> [RECORDS FOR THIS TASK]

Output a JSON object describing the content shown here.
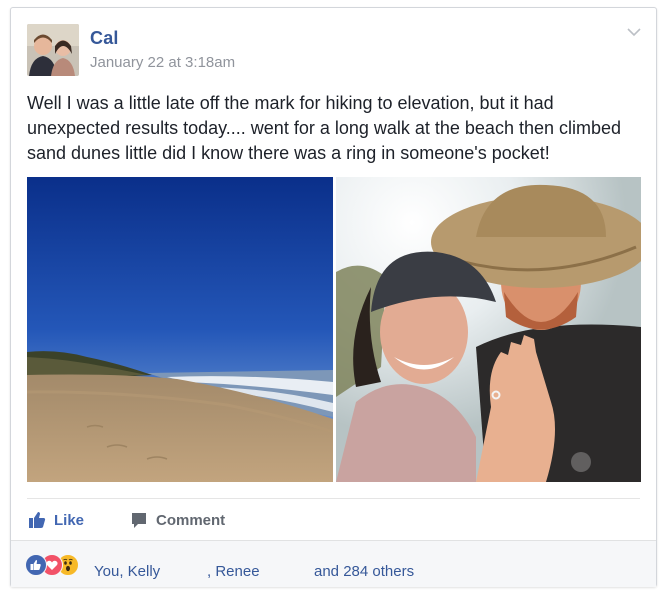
{
  "post": {
    "author": "Cal",
    "timestamp": "January 22 at 3:18am",
    "text": "Well I was a little late off the mark for hiking to elevation, but it had unexpected results today.... went for a long walk at the beach then climbed sand dunes little did I know there was a ring in someone's pocket!"
  },
  "actions": {
    "like_label": "Like",
    "comment_label": "Comment"
  },
  "reactions": {
    "icons": [
      "like-reaction-icon",
      "love-reaction-icon",
      "wow-reaction-icon"
    ],
    "names": [
      "You, Kelly",
      ", Renee"
    ],
    "others": "and 284 others"
  },
  "colors": {
    "link": "#365899",
    "like_blue": "#4267b2",
    "love_red": "#f25268",
    "wow_yellow": "#f7b928",
    "meta_gray": "#90949c"
  }
}
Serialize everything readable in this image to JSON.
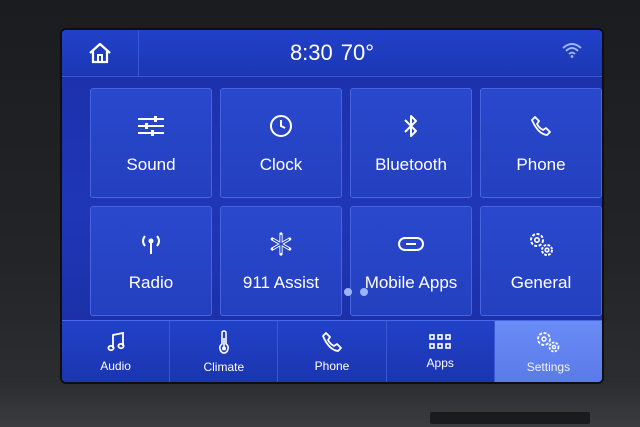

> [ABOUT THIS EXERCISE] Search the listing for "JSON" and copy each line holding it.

> [RESPONSE TO THIS EXERCISE]
Output a JSON object describing the content shown here.
Serialize everything readable in this image to JSON.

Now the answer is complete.